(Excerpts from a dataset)
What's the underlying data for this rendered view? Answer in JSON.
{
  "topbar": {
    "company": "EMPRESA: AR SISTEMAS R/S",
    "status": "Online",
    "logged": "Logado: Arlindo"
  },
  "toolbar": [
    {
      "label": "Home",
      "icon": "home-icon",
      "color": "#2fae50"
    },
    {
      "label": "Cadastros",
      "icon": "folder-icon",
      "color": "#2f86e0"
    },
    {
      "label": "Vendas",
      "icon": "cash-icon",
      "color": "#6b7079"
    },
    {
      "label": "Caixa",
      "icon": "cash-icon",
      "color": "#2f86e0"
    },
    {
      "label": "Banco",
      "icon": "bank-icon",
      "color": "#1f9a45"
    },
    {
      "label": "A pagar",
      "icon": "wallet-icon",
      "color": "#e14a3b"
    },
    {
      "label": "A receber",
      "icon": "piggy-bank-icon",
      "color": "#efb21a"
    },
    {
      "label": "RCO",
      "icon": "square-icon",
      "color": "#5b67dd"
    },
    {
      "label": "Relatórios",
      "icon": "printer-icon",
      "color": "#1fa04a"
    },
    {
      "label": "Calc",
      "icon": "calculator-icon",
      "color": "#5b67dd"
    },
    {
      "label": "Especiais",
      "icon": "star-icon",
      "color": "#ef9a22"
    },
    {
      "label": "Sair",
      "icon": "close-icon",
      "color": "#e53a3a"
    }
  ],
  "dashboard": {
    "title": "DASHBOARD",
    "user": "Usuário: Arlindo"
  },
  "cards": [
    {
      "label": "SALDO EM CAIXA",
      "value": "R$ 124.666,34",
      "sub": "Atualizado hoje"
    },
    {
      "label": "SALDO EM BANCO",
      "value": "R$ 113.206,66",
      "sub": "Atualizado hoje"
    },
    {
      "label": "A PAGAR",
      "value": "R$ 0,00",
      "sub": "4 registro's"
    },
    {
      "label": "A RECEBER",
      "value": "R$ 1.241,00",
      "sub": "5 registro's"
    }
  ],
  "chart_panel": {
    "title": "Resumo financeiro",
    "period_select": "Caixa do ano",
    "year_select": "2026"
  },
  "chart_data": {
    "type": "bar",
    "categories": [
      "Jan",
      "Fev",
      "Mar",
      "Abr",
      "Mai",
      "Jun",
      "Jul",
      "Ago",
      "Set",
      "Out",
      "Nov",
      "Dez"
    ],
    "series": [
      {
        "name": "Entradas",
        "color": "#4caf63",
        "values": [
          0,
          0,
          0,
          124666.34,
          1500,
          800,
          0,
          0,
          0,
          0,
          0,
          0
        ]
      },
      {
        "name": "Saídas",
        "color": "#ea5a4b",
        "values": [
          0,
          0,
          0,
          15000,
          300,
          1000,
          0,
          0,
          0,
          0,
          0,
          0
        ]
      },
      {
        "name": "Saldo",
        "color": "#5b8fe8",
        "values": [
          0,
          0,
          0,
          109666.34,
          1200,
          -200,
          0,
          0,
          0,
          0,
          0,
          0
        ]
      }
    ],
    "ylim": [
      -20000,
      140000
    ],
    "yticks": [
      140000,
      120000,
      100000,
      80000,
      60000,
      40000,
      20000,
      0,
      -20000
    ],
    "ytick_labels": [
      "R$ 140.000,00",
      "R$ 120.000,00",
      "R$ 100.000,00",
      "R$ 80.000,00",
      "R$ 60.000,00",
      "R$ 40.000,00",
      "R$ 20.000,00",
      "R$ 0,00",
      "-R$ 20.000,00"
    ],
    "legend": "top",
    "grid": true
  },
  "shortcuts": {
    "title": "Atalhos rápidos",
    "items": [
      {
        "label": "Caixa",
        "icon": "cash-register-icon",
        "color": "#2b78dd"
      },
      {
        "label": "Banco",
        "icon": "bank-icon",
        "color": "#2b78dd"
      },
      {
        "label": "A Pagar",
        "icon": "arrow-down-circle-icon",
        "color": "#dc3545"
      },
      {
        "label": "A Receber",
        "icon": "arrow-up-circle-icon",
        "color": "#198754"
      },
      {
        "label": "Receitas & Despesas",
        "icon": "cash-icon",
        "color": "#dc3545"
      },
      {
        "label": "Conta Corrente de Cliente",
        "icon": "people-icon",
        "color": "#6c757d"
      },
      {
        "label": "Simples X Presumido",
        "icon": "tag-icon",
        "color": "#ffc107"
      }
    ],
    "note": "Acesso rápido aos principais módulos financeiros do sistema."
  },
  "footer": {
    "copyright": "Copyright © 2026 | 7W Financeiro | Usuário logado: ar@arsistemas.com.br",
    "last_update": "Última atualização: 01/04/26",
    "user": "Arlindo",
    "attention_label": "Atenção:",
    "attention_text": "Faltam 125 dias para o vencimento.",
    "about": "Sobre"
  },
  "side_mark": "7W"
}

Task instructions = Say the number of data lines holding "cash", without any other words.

Problem solution = 4